Leonard Rosen's primary career is teaching. He's taught writing at Harvard and written a textbook on writing. All Cry Chaos is his first published novel and to was met with much acclaim. He has since written a prequel, The Tenth Witness. Botn novels feature Interpol agent Henri Poincaré.
Here's the publisher's summary for All Cry Chaos:
The action begins when mathematician James Fenster is assassinated on the eve of a long-scheduled speech at a World Trade Organization meeting. The hit is as elegant as it is bizarre. Fenster’s Amsterdam hotel room is incinerated, yet the rest of the building remains intact. The murder trail leads veteran Interpol agent Henri Poincaré on a high-stakes, world-crossing quest for answers.
Together with his chain-smoking, bon vivant colleague, Serge Laurent, Poincaré pursues a long list of suspects: the Peruvian leader of the Indigenous Liberation Front, Rapture-crazed militants, a hedge-fund director, Fenster’s elusive ex-fiancée, and a graduate student in mathematics. Poincaré begins to make progress in America, but there is a prodigious hatred trained on him—some unfinished business from a terrifying former genocide case—and he is called back to Europe to face the unfathomable. Stripped down and in despair, tested like Job, he realizes the two cases might be connected—and he might be the link.
This is a difficult book to recommend. The basic story is really compelling but there were a number of side stories that I felt took away from the main storyline: the murder of James Fenster. There are actually periods of months when the case gets no attention while another storyline is followed. The main story would stand well on its own. Because of the jumping back and forth and the missed weeks and months of activity, I found it difficult to stay involved in this book. The characters are compelling but there are too many of them creating too much static. I think this story could have profited from editing down the story lines a bit.

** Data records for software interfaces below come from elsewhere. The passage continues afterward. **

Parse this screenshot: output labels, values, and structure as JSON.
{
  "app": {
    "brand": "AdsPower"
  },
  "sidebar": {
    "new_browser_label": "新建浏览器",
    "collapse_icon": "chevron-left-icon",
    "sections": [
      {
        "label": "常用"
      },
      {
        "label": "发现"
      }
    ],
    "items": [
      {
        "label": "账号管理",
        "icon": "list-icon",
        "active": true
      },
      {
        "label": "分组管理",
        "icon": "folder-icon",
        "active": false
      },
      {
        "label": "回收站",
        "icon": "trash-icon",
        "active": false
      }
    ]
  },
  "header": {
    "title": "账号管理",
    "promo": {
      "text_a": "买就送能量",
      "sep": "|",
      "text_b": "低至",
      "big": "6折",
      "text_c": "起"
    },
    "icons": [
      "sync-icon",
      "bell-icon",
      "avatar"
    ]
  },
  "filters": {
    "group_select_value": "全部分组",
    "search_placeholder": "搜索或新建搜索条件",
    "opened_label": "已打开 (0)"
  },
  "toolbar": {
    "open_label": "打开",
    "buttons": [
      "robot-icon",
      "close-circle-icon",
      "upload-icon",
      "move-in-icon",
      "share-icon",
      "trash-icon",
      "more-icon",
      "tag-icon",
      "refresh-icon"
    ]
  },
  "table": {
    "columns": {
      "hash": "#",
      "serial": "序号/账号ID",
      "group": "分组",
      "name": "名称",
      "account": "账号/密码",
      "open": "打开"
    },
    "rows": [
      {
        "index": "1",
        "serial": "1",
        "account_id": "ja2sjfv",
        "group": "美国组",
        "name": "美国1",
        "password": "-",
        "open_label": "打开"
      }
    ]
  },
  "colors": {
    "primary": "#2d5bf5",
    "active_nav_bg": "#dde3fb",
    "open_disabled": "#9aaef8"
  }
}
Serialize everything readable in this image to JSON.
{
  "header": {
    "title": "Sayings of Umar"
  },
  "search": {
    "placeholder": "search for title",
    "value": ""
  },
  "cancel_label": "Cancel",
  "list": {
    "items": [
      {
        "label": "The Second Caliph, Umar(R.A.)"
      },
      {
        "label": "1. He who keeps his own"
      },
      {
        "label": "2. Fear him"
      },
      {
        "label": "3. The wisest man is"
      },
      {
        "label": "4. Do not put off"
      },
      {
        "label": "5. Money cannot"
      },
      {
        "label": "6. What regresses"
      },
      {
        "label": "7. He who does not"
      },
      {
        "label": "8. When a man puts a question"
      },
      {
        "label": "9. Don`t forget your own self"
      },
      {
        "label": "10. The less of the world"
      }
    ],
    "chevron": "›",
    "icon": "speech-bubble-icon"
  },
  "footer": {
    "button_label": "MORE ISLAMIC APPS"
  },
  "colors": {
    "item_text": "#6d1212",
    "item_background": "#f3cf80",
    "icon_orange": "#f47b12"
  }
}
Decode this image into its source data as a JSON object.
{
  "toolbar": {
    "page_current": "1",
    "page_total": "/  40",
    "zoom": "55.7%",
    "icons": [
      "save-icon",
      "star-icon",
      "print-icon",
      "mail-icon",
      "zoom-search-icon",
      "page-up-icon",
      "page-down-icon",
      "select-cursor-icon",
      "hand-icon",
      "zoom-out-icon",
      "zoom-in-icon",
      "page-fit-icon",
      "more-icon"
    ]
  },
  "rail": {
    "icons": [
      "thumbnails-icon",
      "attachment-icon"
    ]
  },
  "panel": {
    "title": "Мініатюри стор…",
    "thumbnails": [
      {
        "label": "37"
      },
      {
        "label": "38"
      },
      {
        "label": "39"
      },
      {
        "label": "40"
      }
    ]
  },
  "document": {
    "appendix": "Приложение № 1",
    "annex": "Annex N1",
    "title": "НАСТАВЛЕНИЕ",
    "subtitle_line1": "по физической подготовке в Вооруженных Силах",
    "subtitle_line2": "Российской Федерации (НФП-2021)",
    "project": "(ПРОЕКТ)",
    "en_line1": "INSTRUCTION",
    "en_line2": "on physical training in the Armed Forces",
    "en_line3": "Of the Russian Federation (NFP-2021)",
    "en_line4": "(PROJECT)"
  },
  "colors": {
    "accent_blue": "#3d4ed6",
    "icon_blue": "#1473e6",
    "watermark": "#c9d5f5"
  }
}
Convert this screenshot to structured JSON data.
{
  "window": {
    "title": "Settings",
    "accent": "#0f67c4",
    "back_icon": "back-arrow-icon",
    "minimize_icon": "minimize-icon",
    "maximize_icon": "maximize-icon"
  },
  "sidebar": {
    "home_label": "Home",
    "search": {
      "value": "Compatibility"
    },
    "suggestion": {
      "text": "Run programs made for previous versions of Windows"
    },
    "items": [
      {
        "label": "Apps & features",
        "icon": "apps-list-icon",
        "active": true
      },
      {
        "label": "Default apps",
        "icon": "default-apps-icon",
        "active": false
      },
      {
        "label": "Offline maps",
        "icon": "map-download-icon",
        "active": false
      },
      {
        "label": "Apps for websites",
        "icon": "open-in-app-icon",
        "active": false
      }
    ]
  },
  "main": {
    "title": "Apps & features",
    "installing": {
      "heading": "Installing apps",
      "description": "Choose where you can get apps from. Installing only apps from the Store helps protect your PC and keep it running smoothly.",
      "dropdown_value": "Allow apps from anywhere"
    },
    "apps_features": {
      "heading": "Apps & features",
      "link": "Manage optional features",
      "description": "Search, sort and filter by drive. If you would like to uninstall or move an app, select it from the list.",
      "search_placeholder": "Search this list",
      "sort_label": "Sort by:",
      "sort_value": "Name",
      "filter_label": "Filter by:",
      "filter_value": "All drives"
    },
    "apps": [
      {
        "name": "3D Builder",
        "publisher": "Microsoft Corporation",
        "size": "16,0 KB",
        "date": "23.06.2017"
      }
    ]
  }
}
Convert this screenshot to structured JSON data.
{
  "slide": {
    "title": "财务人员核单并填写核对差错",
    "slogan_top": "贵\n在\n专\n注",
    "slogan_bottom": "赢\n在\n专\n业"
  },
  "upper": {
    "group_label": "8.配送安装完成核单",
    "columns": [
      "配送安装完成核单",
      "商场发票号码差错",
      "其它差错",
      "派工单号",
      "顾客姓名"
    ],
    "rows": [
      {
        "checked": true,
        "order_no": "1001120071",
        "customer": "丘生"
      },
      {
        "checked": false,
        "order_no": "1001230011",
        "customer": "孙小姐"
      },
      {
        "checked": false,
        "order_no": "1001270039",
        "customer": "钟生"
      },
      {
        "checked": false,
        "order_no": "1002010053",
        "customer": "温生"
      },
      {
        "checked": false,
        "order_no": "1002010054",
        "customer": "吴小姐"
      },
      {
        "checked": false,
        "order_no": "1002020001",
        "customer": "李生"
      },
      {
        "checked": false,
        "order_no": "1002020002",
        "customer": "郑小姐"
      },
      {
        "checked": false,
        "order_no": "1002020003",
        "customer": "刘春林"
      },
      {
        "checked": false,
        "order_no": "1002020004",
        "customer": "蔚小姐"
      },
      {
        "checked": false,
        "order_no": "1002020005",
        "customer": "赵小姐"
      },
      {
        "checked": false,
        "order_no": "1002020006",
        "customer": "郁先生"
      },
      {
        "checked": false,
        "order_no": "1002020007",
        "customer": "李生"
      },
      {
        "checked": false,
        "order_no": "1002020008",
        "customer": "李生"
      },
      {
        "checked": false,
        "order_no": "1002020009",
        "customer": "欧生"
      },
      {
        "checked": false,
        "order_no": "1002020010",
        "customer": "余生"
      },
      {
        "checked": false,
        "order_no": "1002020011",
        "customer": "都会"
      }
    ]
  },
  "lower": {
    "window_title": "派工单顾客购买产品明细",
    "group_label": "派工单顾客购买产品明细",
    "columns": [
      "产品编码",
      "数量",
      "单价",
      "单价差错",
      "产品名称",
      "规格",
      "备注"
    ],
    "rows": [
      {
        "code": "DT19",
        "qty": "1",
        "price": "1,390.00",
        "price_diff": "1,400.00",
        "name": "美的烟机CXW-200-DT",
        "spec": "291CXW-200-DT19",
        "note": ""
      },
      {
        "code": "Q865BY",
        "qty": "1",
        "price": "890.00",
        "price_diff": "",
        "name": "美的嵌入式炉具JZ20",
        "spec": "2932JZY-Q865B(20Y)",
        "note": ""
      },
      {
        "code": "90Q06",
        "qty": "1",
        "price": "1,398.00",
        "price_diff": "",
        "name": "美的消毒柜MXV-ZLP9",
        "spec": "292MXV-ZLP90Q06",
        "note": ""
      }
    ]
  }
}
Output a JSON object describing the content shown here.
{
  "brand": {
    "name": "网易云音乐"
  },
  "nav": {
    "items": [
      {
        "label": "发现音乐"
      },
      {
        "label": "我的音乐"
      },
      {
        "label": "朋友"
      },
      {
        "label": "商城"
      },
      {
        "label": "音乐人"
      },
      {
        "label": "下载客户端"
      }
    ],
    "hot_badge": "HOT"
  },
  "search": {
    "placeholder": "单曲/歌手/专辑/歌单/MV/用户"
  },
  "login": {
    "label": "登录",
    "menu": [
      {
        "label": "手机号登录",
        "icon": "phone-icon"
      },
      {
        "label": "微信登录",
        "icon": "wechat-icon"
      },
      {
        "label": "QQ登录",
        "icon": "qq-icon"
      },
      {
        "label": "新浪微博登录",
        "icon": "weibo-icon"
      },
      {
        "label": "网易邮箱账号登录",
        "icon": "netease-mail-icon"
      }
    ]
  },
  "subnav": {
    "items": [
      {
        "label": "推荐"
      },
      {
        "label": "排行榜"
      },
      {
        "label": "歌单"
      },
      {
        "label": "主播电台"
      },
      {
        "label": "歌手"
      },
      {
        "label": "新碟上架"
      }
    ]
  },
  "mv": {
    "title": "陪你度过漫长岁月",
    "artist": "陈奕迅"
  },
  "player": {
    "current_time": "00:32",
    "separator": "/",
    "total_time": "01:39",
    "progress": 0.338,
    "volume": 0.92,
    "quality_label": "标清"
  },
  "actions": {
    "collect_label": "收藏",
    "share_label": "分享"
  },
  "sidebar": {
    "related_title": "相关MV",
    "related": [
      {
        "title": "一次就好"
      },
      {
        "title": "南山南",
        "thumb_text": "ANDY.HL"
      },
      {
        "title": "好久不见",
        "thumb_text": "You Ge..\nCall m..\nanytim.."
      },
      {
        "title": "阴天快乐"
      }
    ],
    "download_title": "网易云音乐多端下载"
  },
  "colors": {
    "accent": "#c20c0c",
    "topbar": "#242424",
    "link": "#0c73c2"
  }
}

I did stick with it until the end and was glad I did but I wouldn't put it in my top-100 list of books to read.
Grover Gardner narrates the book and does an excellent job, as always.